Department of Labor finds City of Delray Beach retaliated against inspector for reporting cross-contamination between tap water, reclaimed sewage
DELRAY BEACH, FL – A federal whistleblower investigation has uncovered that Delray Beach retaliated against a city inspector who was fired after finding and reporting faults in the local water system that caused contamination of the public water supply.
After reports of smelly, discolored and sandy drinking water, a Water Utilities Department inspector investigated and identified faults in the municipal system that were allowing reclaimed sewer water to cross-contaminate the city’s drinking water supply. The inspector also participated actively in investigations by the Florida Department of Health and the Palm Beach County Office of Inspector General. The city then removed the inspector from doing inspections and terminated the employee in February 2022, claiming that their position had been eliminated in a reorganization that involved only their job.

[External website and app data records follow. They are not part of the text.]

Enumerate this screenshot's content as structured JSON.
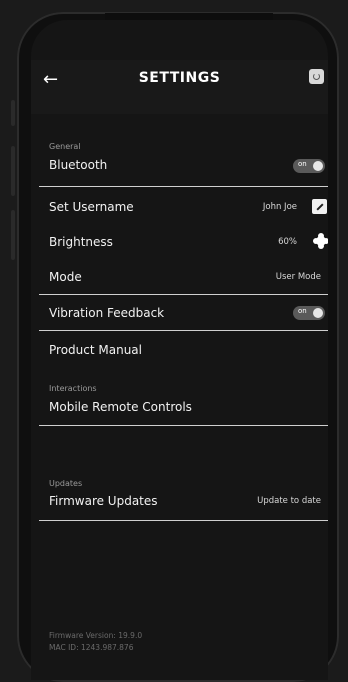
{
  "header": {
    "title": "SETTINGS"
  },
  "general": {
    "section": "General",
    "bluetooth": "Bluetooth",
    "bluetooth_state": "on"
  },
  "rows": {
    "username_label": "Set Username",
    "username_value": "John Joe",
    "brightness_label": "Brightness",
    "brightness_value": "60%",
    "mode_label": "Mode",
    "mode_value": "User Mode",
    "vibration_label": "Vibration Feedback",
    "vibration_state": "on",
    "manual_label": "Product Manual"
  },
  "interactions": {
    "section": "Interactions",
    "remote_label": "Mobile Remote Controls"
  },
  "updates": {
    "section": "Updates",
    "firmware_label": "Firmware Updates",
    "firmware_value": "Update to date"
  },
  "footer": {
    "firmware_version": "Firmware Version: 19.9.0",
    "mac_id": "MAC ID: 1243.987.876"
  },
  "icons": {
    "back": "arrow-left-icon",
    "power": "power-icon",
    "edit": "pencil-icon",
    "brightness": "brightness-icon"
  }
}
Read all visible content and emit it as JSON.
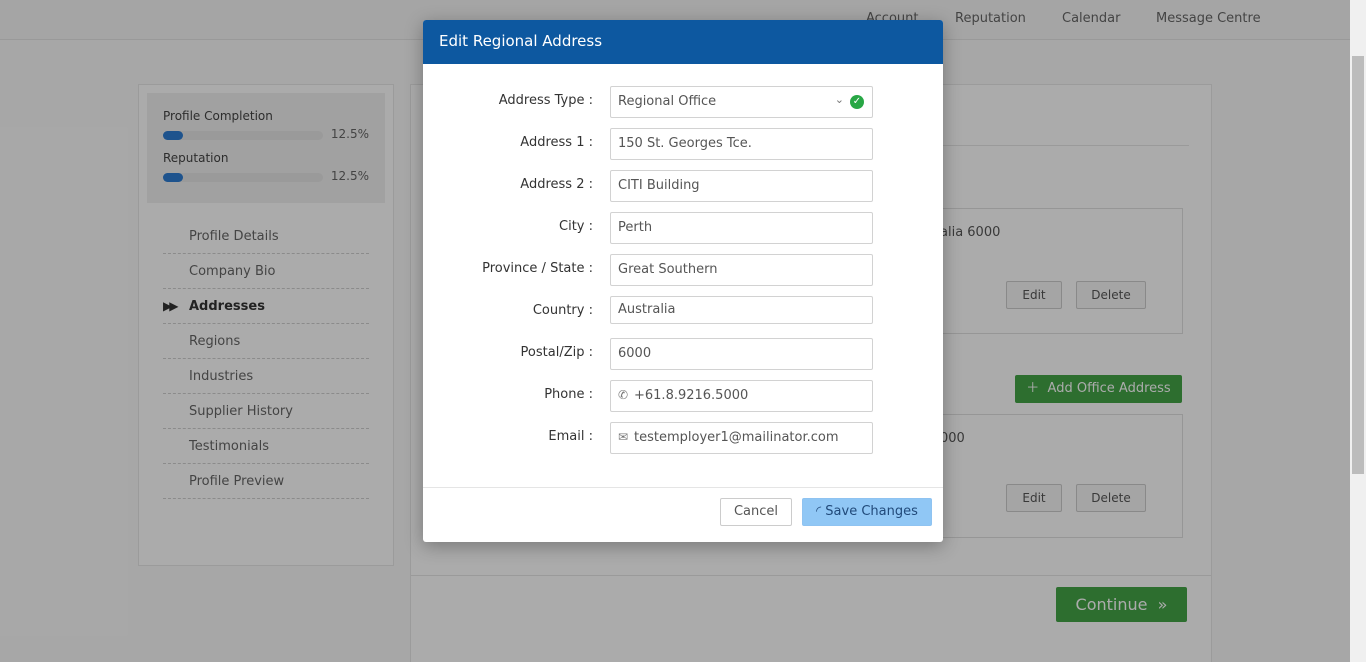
{
  "topnav": {
    "items": [
      "Account",
      "Reputation",
      "Calendar",
      "Message Centre"
    ]
  },
  "sidebar": {
    "profile_completion": {
      "label": "Profile Completion",
      "pct": "12.5%",
      "value": 0.125
    },
    "reputation": {
      "label": "Reputation",
      "pct": "12.5%",
      "value": 0.125
    },
    "items": [
      {
        "label": "Profile Details"
      },
      {
        "label": "Company Bio"
      },
      {
        "label": "Addresses",
        "active": true
      },
      {
        "label": "Regions"
      },
      {
        "label": "Industries"
      },
      {
        "label": "Supplier History"
      },
      {
        "label": "Testimonials"
      },
      {
        "label": "Profile Preview"
      }
    ]
  },
  "main": {
    "card1": {
      "addr": "alia 6000",
      "edit": "Edit",
      "delete": "Delete"
    },
    "add_office_button": "Add Office Address",
    "card2": {
      "addr": "000",
      "edit": "Edit",
      "delete": "Delete"
    },
    "continue_button": "Continue"
  },
  "modal": {
    "title": "Edit Regional Address",
    "fields": [
      {
        "label": "Address Type",
        "value": "Regional Office"
      },
      {
        "label": "Address 1",
        "value": "150 St. Georges Tce."
      },
      {
        "label": "Address 2",
        "value": "CITI Building"
      },
      {
        "label": "City",
        "value": "Perth"
      },
      {
        "label": "Province / State",
        "value": "Great Southern"
      },
      {
        "label": "Country",
        "value": "Australia"
      },
      {
        "label": "Postal/Zip",
        "value": "6000"
      },
      {
        "label": "Phone",
        "value": "+61.8.9216.5000"
      },
      {
        "label": "Email",
        "value": "testemployer1@mailinator.com"
      }
    ],
    "cancel": "Cancel",
    "save": "Save Changes"
  },
  "colors": {
    "header": "#0d58a0",
    "accent_green": "#43a547",
    "save_button": "#90c7f5",
    "progress": "#2d7dd2"
  }
}
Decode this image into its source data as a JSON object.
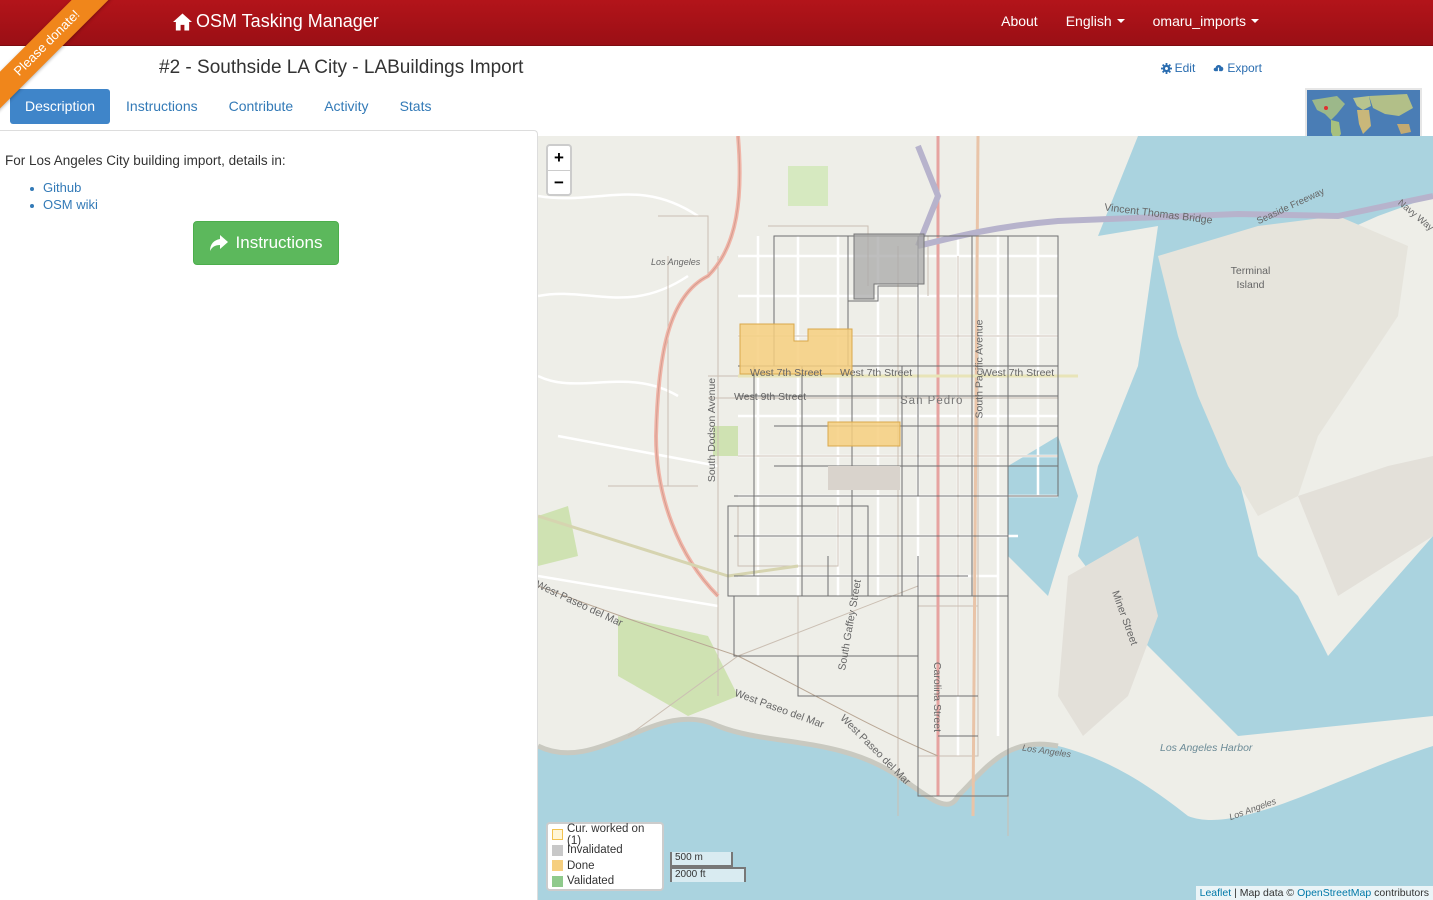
{
  "navbar": {
    "brand": "OSM Tasking Manager",
    "about": "About",
    "language": "English",
    "user": "omaru_imports"
  },
  "ribbon": "Please donate!",
  "project": {
    "title": "#2 - Southside LA City - LABuildings Import",
    "edit": "Edit",
    "export": "Export"
  },
  "tabs": [
    "Description",
    "Instructions",
    "Contribute",
    "Activity",
    "Stats"
  ],
  "description": {
    "text": "For Los Angeles City building import, details in:",
    "links": [
      "Github",
      "OSM wiki"
    ],
    "button": "Instructions"
  },
  "map": {
    "zoom_in": "+",
    "zoom_out": "−",
    "legend": [
      {
        "label": "Cur. worked on (1)",
        "color": "#fff6d6",
        "border": "#f3c34f"
      },
      {
        "label": "Invalidated",
        "color": "#c8c8c8",
        "border": "#bbbbbb"
      },
      {
        "label": "Done",
        "color": "#f6cf7f",
        "border": "#f6cf7f"
      },
      {
        "label": "Validated",
        "color": "#8fca8c",
        "border": "#8fca8c"
      }
    ],
    "scale_metric": "500 m",
    "scale_imperial": "2000 ft",
    "attribution": {
      "leaflet": "Leaflet",
      "sep": " | Map data © ",
      "osm": "OpenStreetMap",
      "suffix": " contributors"
    },
    "labels": {
      "w7_a": "West 7th Street",
      "w7_b": "West 7th Street",
      "w7_c": "West 7th Street",
      "w9": "West 9th Street",
      "san_pedro": "San Pedro",
      "terminal_island": "Terminal Island",
      "vtb": "Vincent Thomas Bridge",
      "seaside": "Seaside Freeway",
      "navy_way": "Navy Way",
      "la_harbor": "Los Angeles Harbor",
      "los_angeles_1": "Los Angeles",
      "los_angeles_2": "Los Angeles",
      "los_angeles_3": "Los Angeles",
      "miner": "Miner Street",
      "carolina": "Carolina Street",
      "south_gaffey": "South Gaffey Street",
      "south_dodson": "South Dodson Avenue",
      "south_pacific": "South Pacific Avenue",
      "paseo_1": "West Paseo del Mar",
      "paseo_2": "West Paseo del Mar",
      "paseo_3": "West Paseo del Mar"
    }
  },
  "colors": {
    "navbar": "#a3111a",
    "accent": "#337ab7",
    "tab_active": "#3f85c9",
    "button_green": "#5cb85c",
    "ribbon": "#f0861b",
    "water": "#aad3df",
    "land": "#eeeee8"
  }
}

On Feb. 24, 2022, the U.S. Department of Labor’s Occupational Safety and Health Administration opened an investigation, and later determined the city illegally harassed and terminated the employee for reporting the pollution concerns.
On April 18, 2023, the City of Delray Beach Commission ratified a settlement agreement, in which the city will pay the former inspector $818,500.
“The City of Delray Beach’s actions toward this worker and its response to concerns about the municipal drinking water supply are deeply troubling,” said OSHA Assistant Regional Administrator Lily Colon in Atlanta. “Our investigation showed that the city harassed and ultimately fired an employee sworn to protect the public for doing their job. No worker should fear being punished by their employer for reporting legitimate safety and health concerns, and OSHA will work vigorously to defend courageous people like this inspector.”
City of Delray Beach’s Water Utilities Department supplies a community of about 70,000 with potable water and reclaimed water and sewer services. These services include daily testing of drinking water and submitting these results to the Florida Department of Health to ensure the drinking water meets state health standards. The department also maintains the city’s water utilities infrastructure, including its sewage system.
OSHA’s Whistleblower Protection Program enforces the whistleblower provisions of more than 20 whistleblower statutes protecting employees who report violations within various industries. For more information on whistleblower protections, visit OSHA’s Whistleblower Protection Programs webpage.
Under the Occupational Safety and Health Act, employers are responsible for providing safe and healthful workplaces for their employees. OSHA’s role is to help ensure these conditions for America’s working men and women by setting and enforcing standards, and providing training, education and assistance.
Editor’s note: The U.S. Department of Labor does not release the names of employees involved in whistleblower complaints.